The role of social media in disrupting elections

We got to witness the power of social media in influencing public opinion with a revolutionary Arab Spring moment, spread across the Middle East, North Africa region from 2011 onwards. It ended up toggling, many dictatorial governments, it will push several countries into civil war. This made political parties, governments, and intelligence agencies around the world to sit up and take notice of the power of social media. And it made them realize how effective social media platforms can be used to market public opinion, and even to disrupt democratic elections.We have seen political parties, investing heavily in social media campaigning and the role of political parties, private corporations consultancy firms, governments, and intelligence agencies misusing social media platforms for disrupting elections have raised questions of accountability and electoral fraud.
For example, in 2016, we saw the influence of social media on US presidential elections, which involved allegations of Russi…

Controversial historical figures around the world have been toppled by anti-racism protesters

China raised border dispute in the eastern sector of Bhutan

Popular posts from this blog

How lockdown having a disproportionate impact on women

A disaster or catastrophic ends to have a disproportionate impact on women.
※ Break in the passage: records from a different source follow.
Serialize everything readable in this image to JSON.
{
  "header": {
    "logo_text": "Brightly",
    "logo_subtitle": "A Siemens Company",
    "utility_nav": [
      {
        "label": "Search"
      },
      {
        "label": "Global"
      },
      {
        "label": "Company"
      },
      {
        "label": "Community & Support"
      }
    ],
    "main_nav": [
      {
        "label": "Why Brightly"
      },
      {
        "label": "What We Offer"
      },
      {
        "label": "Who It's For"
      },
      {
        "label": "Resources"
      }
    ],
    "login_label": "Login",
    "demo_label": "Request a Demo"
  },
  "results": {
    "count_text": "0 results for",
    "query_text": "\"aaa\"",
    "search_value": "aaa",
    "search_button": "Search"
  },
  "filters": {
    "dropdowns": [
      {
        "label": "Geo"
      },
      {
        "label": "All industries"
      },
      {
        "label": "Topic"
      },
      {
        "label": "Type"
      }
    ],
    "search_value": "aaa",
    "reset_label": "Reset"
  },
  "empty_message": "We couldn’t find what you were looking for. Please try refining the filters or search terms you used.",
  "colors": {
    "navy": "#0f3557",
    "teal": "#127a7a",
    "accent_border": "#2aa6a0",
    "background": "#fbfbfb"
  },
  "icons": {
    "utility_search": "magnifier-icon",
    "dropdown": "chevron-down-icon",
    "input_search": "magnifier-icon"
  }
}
According to the writer, this is because of the traditional gender-based role of women in society. For example, during the 2004 Indian Ocean tsunami, it was observed that the disaster had a disproportionate impact on women, mainly because of their gender-defined roles. Since women are generally seen as the traditional caregiver in the family, they lacked the required life-saving skills, and as a result, a relatively higher number of deaths count was registered amongst women during the tsunami. Then after the disaster, women who were rendered homeless were accommodated in relief camps. And it was observed that at these relief camps, women had to face abuse and molestation, and they even had to face hygiene and sanitation issues at these relief camps. similar challenges have been faced by women in the United States as well, which is frequently hit by tornadoes. similar challenges were noted during the 2018 19 f…

Are humans responsible for the COVID-19 pandemic
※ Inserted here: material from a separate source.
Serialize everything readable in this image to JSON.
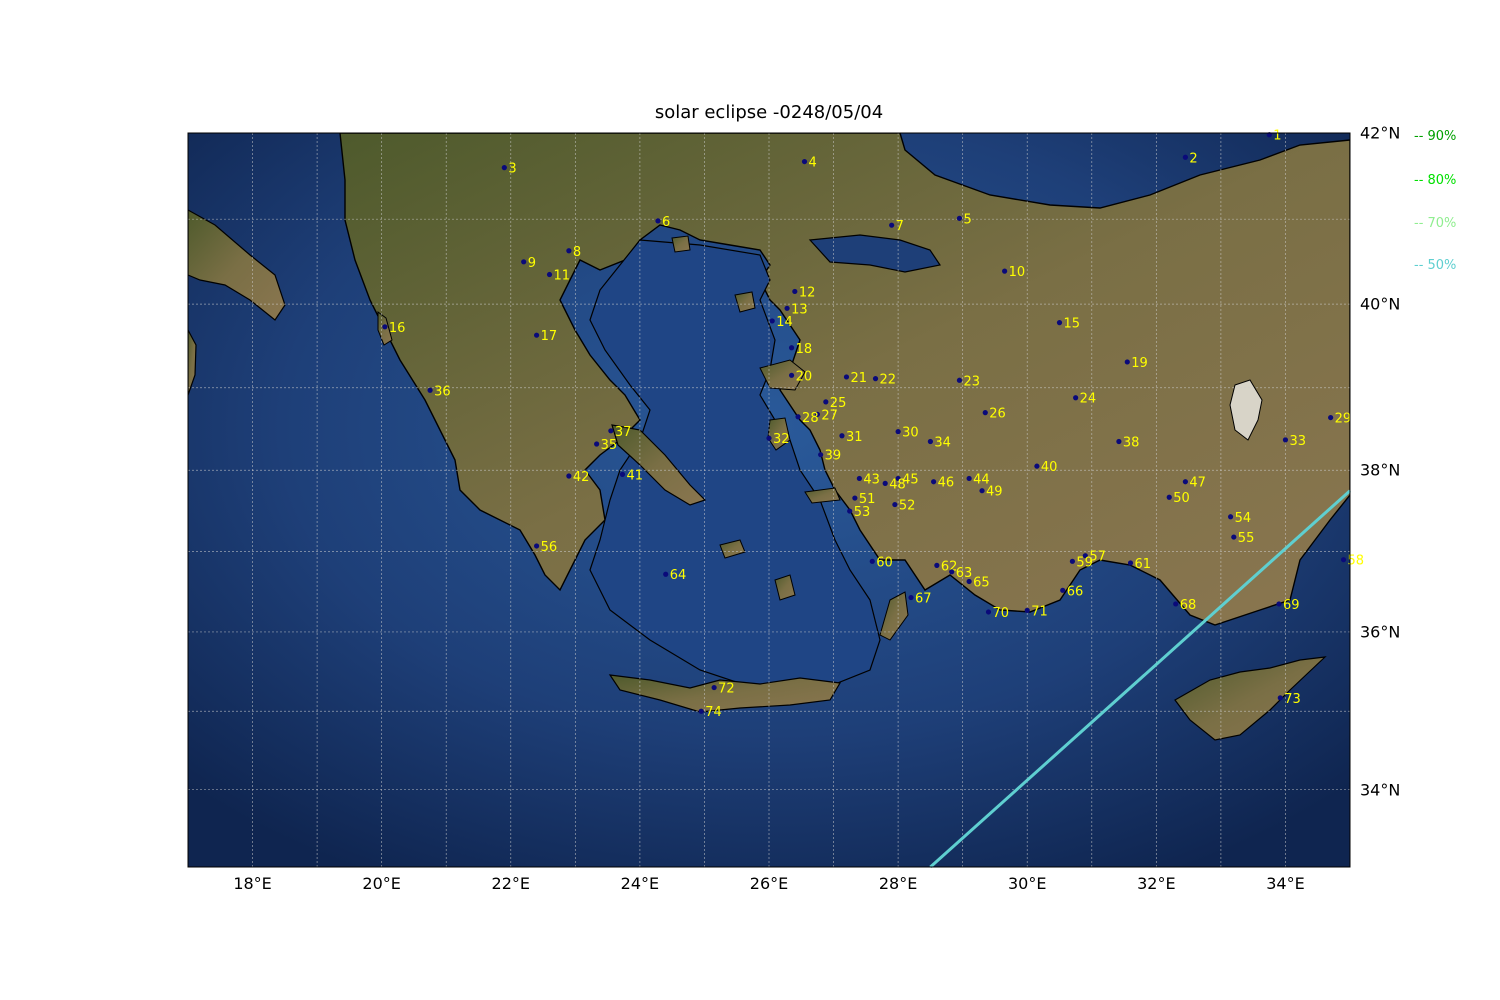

Humans responsible for the pandemic According to the UNDP. The spread of a zoonotic disease such as COVID-19 can be directly attributed to the overexploitation of biodiversity and ecosystems by human beings. The UNDP has said that several zoonotic diseases have affected human beings because of increased contact of humans with animals. Especially wild animals. So these diseases with a jump from animals to human beings are referred to as zoonotic diseases or zoonosis. And it is a direct outcome of the overexploitation of biodiversity and ecosystems through human activities. The UNDP report even says that it is not just COVID-19 but even tuberculosis, rabies, malaria, toxoplasmosis h1 none SARS, burst, Ebola Zika, etc. They are all examples of zoonosis that have jumped from animals to human beings. And in each case, the source can be attributed to the destruction of the environment and biodiversity through human activities
It is found that the coronavirus outbreak certainly comes from t…

Researchers found new symptoms of COVID19

Many COVID-19 cases have emerged from Europe and the United States, where many patients have reported a complete inability to smell or even to taste. So, this has given rise to questions, whether the SARS coronavirus is affecting our neurons that are responsible for smell and taste, or is it affecting other cells, which are involved in this olfactory function. A recent study conducted in India has shown that it is not the neurons that are being affected by the virus, but instead, it is a set of cells present in the upper regions of our nasal cavity that are being affected by the double Coronavirus. These cells include the sub Technicolor cells and the horizontal basal cells. But importantly, these cells are not directly involved in helping us smell. It means that these cells are not directly involved in the olfactory function. But these cells help us nourish and support the other cells, which are actually involved in the olfactory function. So this means that the novel Coronavirus is…